TASK INSTRUCTIONS: Write out each record below exactly, but not the pictures.

RECORDS PROVIDED:
========

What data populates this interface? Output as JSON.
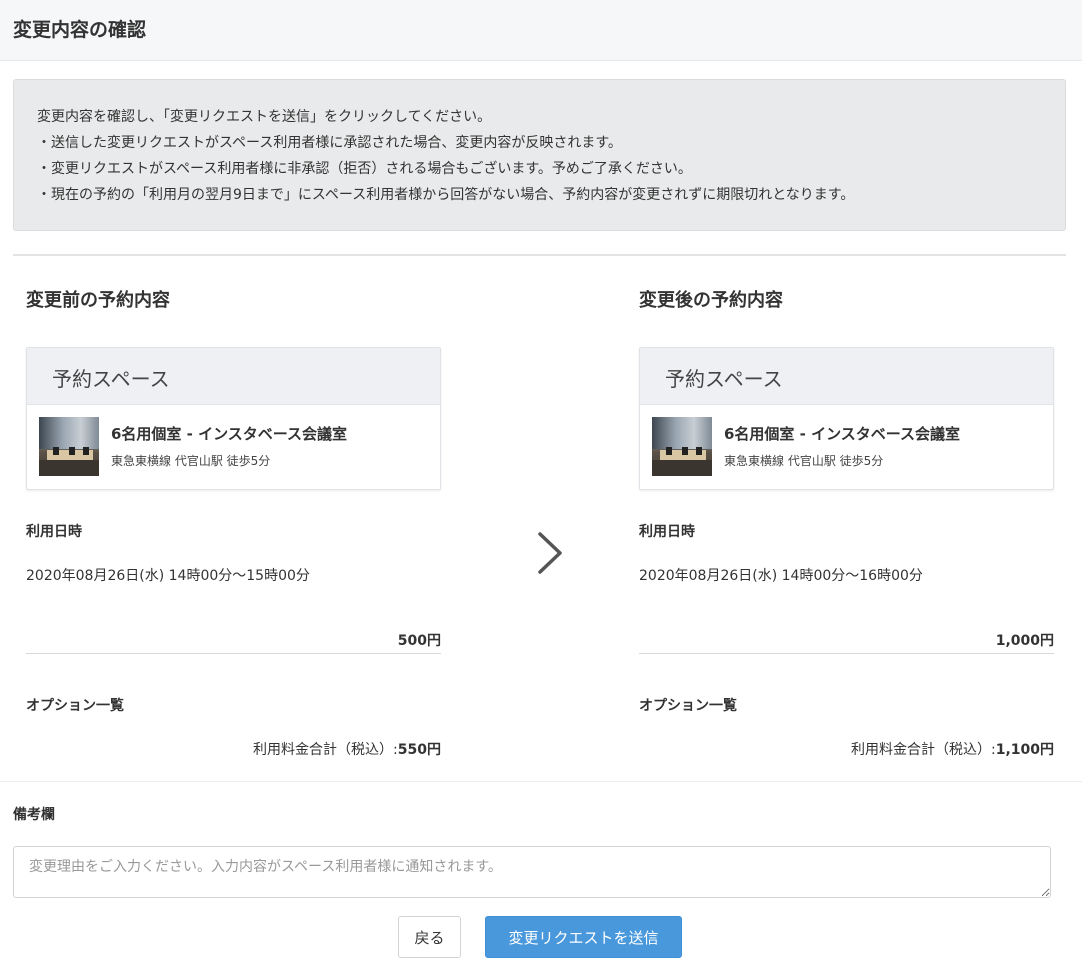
{
  "header": {
    "title": "変更内容の確認"
  },
  "notice": {
    "lines": [
      "変更内容を確認し、「変更リクエストを送信」をクリックしてください。",
      "・送信した変更リクエストがスペース利用者様に承認された場合、変更内容が反映されます。",
      "・変更リクエストがスペース利用者様に非承認（拒否）される場合もございます。予めご了承ください。",
      "・現在の予約の「利用月の翌月9日まで」にスペース利用者様から回答がない場合、予約内容が変更されずに期限切れとなります。"
    ]
  },
  "before": {
    "title": "変更前の予約内容",
    "space_heading": "予約スペース",
    "space_name": "6名用個室 - インスタベース会議室",
    "space_access": "東急東横線 代官山駅 徒歩5分",
    "datetime_label": "利用日時",
    "datetime_value": "2020年08月26日(水) 14時00分〜15時00分",
    "price": "500円",
    "options_label": "オプション一覧",
    "total_label": "利用料金合計（税込）:",
    "total_value": "550円"
  },
  "after": {
    "title": "変更後の予約内容",
    "space_heading": "予約スペース",
    "space_name": "6名用個室 - インスタベース会議室",
    "space_access": "東急東横線 代官山駅 徒歩5分",
    "datetime_label": "利用日時",
    "datetime_value": "2020年08月26日(水) 14時00分〜16時00分",
    "price": "1,000円",
    "options_label": "オプション一覧",
    "total_label": "利用料金合計（税込）:",
    "total_value": "1,100円"
  },
  "remarks": {
    "label": "備考欄",
    "placeholder": "変更理由をご入力ください。入力内容がスペース利用者様に通知されます。"
  },
  "actions": {
    "back_label": "戻る",
    "submit_label": "変更リクエストを送信"
  },
  "colors": {
    "primary": "#4a98dc",
    "header_bg": "#f5f7f9",
    "notice_bg": "#e9eaeb"
  }
}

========

PROBLEM SOLUTION:
What data populates this interface? Output as JSON.
{
  "header": {
    "title": "変更内容の確認"
  },
  "notice": {
    "lines": [
      "変更内容を確認し、「変更リクエストを送信」をクリックしてください。",
      "・送信した変更リクエストがスペース利用者様に承認された場合、変更内容が反映されます。",
      "・変更リクエストがスペース利用者様に非承認（拒否）される場合もございます。予めご了承ください。",
      "・現在の予約の「利用月の翌月9日まで」にスペース利用者様から回答がない場合、予約内容が変更されずに期限切れとなります。"
    ]
  },
  "before": {
    "title": "変更前の予約内容",
    "space_heading": "予約スペース",
    "space_name": "6名用個室 - インスタベース会議室",
    "space_access": "東急東横線 代官山駅 徒歩5分",
    "datetime_label": "利用日時",
    "datetime_value": "2020年08月26日(水) 14時00分〜15時00分",
    "price": "500円",
    "options_label": "オプション一覧",
    "total_label": "利用料金合計（税込）:",
    "total_value": "550円"
  },
  "after": {
    "title": "変更後の予約内容",
    "space_heading": "予約スペース",
    "space_name": "6名用個室 - インスタベース会議室",
    "space_access": "東急東横線 代官山駅 徒歩5分",
    "datetime_label": "利用日時",
    "datetime_value": "2020年08月26日(水) 14時00分〜16時00分",
    "price": "1,000円",
    "options_label": "オプション一覧",
    "total_label": "利用料金合計（税込）:",
    "total_value": "1,100円"
  },
  "remarks": {
    "label": "備考欄",
    "placeholder": "変更理由をご入力ください。入力内容がスペース利用者様に通知されます。"
  },
  "actions": {
    "back_label": "戻る",
    "submit_label": "変更リクエストを送信"
  },
  "colors": {
    "primary": "#4a98dc",
    "header_bg": "#f5f7f9",
    "notice_bg": "#e9eaeb"
  }
}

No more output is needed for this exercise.